Problem requirements:
Exactness is required throughout. Return every record once more.

======== Given data ========

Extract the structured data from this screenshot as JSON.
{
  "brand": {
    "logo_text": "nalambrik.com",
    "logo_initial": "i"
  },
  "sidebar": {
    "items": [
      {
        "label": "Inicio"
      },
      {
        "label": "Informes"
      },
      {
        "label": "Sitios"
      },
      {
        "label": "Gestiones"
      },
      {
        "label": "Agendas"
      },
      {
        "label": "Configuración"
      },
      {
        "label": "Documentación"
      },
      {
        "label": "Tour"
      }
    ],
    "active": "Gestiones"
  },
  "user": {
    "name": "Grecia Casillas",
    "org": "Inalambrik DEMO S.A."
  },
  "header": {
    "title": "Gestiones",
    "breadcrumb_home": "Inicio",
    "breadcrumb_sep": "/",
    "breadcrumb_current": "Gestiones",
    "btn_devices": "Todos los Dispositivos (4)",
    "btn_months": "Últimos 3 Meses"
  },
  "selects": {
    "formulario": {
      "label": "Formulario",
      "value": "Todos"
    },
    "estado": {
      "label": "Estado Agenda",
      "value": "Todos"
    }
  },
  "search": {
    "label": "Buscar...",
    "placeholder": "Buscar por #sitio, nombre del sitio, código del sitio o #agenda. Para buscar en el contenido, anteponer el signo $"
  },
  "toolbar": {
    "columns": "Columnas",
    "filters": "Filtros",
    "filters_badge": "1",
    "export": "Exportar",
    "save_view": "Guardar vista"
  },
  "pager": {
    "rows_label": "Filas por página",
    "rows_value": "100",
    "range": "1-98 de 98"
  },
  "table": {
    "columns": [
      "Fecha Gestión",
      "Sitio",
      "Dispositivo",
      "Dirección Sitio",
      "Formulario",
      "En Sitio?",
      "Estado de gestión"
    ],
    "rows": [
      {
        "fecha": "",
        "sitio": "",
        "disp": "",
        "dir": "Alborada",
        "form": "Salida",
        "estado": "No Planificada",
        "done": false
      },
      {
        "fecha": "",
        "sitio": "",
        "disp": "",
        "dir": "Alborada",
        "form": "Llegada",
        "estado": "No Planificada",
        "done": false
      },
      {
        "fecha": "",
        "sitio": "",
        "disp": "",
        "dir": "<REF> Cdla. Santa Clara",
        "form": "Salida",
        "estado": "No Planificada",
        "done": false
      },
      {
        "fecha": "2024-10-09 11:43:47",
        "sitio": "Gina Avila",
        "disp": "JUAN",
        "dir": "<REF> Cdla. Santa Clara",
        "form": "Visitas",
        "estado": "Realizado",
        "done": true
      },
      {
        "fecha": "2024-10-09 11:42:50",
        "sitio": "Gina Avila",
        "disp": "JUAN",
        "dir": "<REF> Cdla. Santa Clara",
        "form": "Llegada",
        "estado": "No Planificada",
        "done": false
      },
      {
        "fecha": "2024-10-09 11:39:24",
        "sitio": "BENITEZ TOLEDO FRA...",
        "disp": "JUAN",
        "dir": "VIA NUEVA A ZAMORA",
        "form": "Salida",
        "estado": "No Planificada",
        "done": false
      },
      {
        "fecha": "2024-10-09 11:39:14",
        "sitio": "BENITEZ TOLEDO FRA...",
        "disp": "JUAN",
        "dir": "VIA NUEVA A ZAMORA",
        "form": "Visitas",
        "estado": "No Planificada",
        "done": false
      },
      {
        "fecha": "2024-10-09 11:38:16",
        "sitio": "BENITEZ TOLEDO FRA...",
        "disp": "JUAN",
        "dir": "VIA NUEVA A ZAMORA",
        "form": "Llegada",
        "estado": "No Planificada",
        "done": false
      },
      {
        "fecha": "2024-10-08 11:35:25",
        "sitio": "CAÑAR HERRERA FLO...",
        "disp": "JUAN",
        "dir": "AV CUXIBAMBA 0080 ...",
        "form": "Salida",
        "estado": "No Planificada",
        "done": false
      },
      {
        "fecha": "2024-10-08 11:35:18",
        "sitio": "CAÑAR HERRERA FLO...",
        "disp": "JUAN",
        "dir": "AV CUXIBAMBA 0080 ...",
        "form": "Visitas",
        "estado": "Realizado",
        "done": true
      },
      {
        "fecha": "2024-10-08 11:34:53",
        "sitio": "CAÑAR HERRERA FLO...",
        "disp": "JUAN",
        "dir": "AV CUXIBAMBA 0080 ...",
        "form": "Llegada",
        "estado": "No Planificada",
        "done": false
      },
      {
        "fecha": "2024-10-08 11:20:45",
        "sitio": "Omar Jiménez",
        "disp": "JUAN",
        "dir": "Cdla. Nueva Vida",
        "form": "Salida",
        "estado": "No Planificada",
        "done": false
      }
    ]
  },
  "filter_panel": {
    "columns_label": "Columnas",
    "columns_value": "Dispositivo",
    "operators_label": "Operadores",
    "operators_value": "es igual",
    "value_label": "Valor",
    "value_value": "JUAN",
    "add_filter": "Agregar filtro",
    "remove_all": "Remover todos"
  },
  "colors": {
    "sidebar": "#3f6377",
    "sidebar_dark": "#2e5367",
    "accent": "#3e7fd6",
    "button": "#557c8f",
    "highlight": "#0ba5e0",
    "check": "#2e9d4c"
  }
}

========

Completed exercise:
Extract the structured data from this screenshot as JSON.
{
  "brand": {
    "logo_text": "nalambrik.com",
    "logo_initial": "i"
  },
  "sidebar": {
    "items": [
      {
        "label": "Inicio"
      },
      {
        "label": "Informes"
      },
      {
        "label": "Sitios"
      },
      {
        "label": "Gestiones"
      },
      {
        "label": "Agendas"
      },
      {
        "label": "Configuración"
      },
      {
        "label": "Documentación"
      },
      {
        "label": "Tour"
      }
    ],
    "active": "Gestiones"
  },
  "user": {
    "name": "Grecia Casillas",
    "org": "Inalambrik DEMO S.A."
  },
  "header": {
    "title": "Gestiones",
    "breadcrumb_home": "Inicio",
    "breadcrumb_sep": "/",
    "breadcrumb_current": "Gestiones",
    "btn_devices": "Todos los Dispositivos (4)",
    "btn_months": "Últimos 3 Meses"
  },
  "selects": {
    "formulario": {
      "label": "Formulario",
      "value": "Todos"
    },
    "estado": {
      "label": "Estado Agenda",
      "value": "Todos"
    }
  },
  "search": {
    "label": "Buscar...",
    "placeholder": "Buscar por #sitio, nombre del sitio, código del sitio o #agenda. Para buscar en el contenido, anteponer el signo $"
  },
  "toolbar": {
    "columns": "Columnas",
    "filters": "Filtros",
    "filters_badge": "1",
    "export": "Exportar",
    "save_view": "Guardar vista"
  },
  "pager": {
    "rows_label": "Filas por página",
    "rows_value": "100",
    "range": "1-98 de 98"
  },
  "table": {
    "columns": [
      "Fecha Gestión",
      "Sitio",
      "Dispositivo",
      "Dirección Sitio",
      "Formulario",
      "En Sitio?",
      "Estado de gestión"
    ],
    "rows": [
      {
        "fecha": "",
        "sitio": "",
        "disp": "",
        "dir": "Alborada",
        "form": "Salida",
        "estado": "No Planificada",
        "done": false
      },
      {
        "fecha": "",
        "sitio": "",
        "disp": "",
        "dir": "Alborada",
        "form": "Llegada",
        "estado": "No Planificada",
        "done": false
      },
      {
        "fecha": "",
        "sitio": "",
        "disp": "",
        "dir": "<REF> Cdla. Santa Clara",
        "form": "Salida",
        "estado": "No Planificada",
        "done": false
      },
      {
        "fecha": "2024-10-09 11:43:47",
        "sitio": "Gina Avila",
        "disp": "JUAN",
        "dir": "<REF> Cdla. Santa Clara",
        "form": "Visitas",
        "estado": "Realizado",
        "done": true
      },
      {
        "fecha": "2024-10-09 11:42:50",
        "sitio": "Gina Avila",
        "disp": "JUAN",
        "dir": "<REF> Cdla. Santa Clara",
        "form": "Llegada",
        "estado": "No Planificada",
        "done": false
      },
      {
        "fecha": "2024-10-09 11:39:24",
        "sitio": "BENITEZ TOLEDO FRA...",
        "disp": "JUAN",
        "dir": "VIA NUEVA A ZAMORA",
        "form": "Salida",
        "estado": "No Planificada",
        "done": false
      },
      {
        "fecha": "2024-10-09 11:39:14",
        "sitio": "BENITEZ TOLEDO FRA...",
        "disp": "JUAN",
        "dir": "VIA NUEVA A ZAMORA",
        "form": "Visitas",
        "estado": "No Planificada",
        "done": false
      },
      {
        "fecha": "2024-10-09 11:38:16",
        "sitio": "BENITEZ TOLEDO FRA...",
        "disp": "JUAN",
        "dir": "VIA NUEVA A ZAMORA",
        "form": "Llegada",
        "estado": "No Planificada",
        "done": false
      },
      {
        "fecha": "2024-10-08 11:35:25",
        "sitio": "CAÑAR HERRERA FLO...",
        "disp": "JUAN",
        "dir": "AV CUXIBAMBA 0080 ...",
        "form": "Salida",
        "estado": "No Planificada",
        "done": false
      },
      {
        "fecha": "2024-10-08 11:35:18",
        "sitio": "CAÑAR HERRERA FLO...",
        "disp": "JUAN",
        "dir": "AV CUXIBAMBA 0080 ...",
        "form": "Visitas",
        "estado": "Realizado",
        "done": true
      },
      {
        "fecha": "2024-10-08 11:34:53",
        "sitio": "CAÑAR HERRERA FLO...",
        "disp": "JUAN",
        "dir": "AV CUXIBAMBA 0080 ...",
        "form": "Llegada",
        "estado": "No Planificada",
        "done": false
      },
      {
        "fecha": "2024-10-08 11:20:45",
        "sitio": "Omar Jiménez",
        "disp": "JUAN",
        "dir": "Cdla. Nueva Vida",
        "form": "Salida",
        "estado": "No Planificada",
        "done": false
      }
    ]
  },
  "filter_panel": {
    "columns_label": "Columnas",
    "columns_value": "Dispositivo",
    "operators_label": "Operadores",
    "operators_value": "es igual",
    "value_label": "Valor",
    "value_value": "JUAN",
    "add_filter": "Agregar filtro",
    "remove_all": "Remover todos"
  },
  "colors": {
    "sidebar": "#3f6377",
    "sidebar_dark": "#2e5367",
    "accent": "#3e7fd6",
    "button": "#557c8f",
    "highlight": "#0ba5e0",
    "check": "#2e9d4c"
  }
}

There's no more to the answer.